The optimum goal of copyright is to maximize the production of creative works and innovations by balancing the benefits of the copyright owners and public users. This balance requires securing the rights of copyright owners to induce authors to produce their creations, while at the same time providing public users with regulated freedom to use copyrighted work to produce new creations and innovations. In this context, it is necessary to explore the problems of the copyright system and address them in the optimum way to achieve the goals of copyright. This paper analyzes the problems of the United States copyright system that obstruct the process of creation and innovation. These problems directly threaten the users who attempt to use copyrighted work to produce new innovations and impact their choice to proceed with their creations. It also analyzes the proposed reforms addressing such problems. These reforms focus on either eliminating the existing ambiguity of some of the copyright terms, or developing the copyright infringement structure and its available remedies. This paper argues that eliminating the ambiguity of copyright terms will not lead to effective results in achieving the goals of copyright. This is because it will be impossible to provide measures and interpretation that copes with the rapid progress of the technological and digital innovations. In addition, it is argued that this ambiguity is intended by the legislator to overcome the gap between the system and the rapid technological development, by granting the judges discretionary power to decide on copyright disputes on ad hoc basis. This paper concludes that it is most effective to introduce reform to the infringement and remedial structure that is capable of limiting the threats that users may be expose to. Moreover, it argues that developing countries, including Egypt, can benefit from the proposed analysis, of the United Stated system, in developing their copyright legislations. It proposes a reform tailored to conform with the Egyptian system, which considers the said problems and motivates production of more creative works.

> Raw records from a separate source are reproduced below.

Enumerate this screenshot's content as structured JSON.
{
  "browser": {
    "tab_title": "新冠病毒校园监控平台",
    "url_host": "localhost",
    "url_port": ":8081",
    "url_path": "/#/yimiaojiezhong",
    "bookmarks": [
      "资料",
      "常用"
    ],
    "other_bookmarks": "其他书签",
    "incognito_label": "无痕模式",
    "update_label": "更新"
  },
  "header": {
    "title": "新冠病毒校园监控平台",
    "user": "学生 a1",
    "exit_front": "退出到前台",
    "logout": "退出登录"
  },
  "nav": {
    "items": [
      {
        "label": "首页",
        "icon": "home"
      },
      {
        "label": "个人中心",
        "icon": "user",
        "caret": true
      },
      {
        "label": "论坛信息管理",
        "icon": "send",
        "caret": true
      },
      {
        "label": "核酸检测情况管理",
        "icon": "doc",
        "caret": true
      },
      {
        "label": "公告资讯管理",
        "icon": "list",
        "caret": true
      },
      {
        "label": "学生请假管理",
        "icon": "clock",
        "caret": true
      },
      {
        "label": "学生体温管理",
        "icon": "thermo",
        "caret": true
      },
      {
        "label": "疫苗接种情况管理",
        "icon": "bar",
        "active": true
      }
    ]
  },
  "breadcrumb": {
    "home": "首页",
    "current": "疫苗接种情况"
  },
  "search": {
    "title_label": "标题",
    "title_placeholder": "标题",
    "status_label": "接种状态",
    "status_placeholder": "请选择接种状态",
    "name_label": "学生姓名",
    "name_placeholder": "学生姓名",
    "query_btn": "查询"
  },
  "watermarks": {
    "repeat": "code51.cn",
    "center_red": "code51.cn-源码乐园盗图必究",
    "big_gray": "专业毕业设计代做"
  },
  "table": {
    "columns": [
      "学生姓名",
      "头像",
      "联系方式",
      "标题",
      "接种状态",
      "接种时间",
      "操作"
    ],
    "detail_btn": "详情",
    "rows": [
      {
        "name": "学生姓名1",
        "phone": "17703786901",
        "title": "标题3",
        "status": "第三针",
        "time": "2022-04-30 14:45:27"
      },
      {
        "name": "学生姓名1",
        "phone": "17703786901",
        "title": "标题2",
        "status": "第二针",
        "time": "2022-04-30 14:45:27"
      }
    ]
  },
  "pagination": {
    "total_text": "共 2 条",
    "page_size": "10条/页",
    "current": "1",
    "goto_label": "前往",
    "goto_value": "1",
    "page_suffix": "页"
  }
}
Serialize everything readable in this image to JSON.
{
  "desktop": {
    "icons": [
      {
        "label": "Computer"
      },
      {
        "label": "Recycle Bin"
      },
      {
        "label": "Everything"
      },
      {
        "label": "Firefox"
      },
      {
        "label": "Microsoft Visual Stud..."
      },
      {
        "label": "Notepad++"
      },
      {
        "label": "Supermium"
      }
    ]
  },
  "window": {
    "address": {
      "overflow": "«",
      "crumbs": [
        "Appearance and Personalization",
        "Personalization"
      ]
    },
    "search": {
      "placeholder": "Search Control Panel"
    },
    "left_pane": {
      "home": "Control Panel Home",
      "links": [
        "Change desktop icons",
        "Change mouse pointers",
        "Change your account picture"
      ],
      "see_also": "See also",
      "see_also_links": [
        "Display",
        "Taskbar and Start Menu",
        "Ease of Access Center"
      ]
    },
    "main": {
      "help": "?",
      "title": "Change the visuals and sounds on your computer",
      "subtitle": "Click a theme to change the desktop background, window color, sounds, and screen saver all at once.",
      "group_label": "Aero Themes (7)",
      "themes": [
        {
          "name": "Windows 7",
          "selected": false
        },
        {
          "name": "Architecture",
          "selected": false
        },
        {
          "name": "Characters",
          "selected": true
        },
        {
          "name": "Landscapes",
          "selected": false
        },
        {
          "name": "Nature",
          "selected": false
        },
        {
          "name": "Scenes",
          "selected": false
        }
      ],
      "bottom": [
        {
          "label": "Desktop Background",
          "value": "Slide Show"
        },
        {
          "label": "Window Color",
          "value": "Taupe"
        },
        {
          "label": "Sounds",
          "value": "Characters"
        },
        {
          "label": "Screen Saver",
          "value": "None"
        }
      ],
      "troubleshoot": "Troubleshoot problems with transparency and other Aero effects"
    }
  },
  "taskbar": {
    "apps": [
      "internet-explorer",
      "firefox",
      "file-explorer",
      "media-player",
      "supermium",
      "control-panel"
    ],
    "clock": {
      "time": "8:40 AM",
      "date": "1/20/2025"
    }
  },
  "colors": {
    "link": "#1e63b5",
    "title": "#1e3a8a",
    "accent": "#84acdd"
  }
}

School of Global Affairs and Public Policy


Law Department

Degree Name

LLM in International and Comparative Law

Graduation Date

Spring 6-15-2021

Submission Date


First Advisor

Hani Sayed

Committee Member 1

Hani Sayed

Committee Member 2

Naglaa Rizk

Committee Member 3

Dalia Hussein


80 p.

Document Type

Master's Thesis

Institutional Review Board (IRB) Approval

Not necessary for this item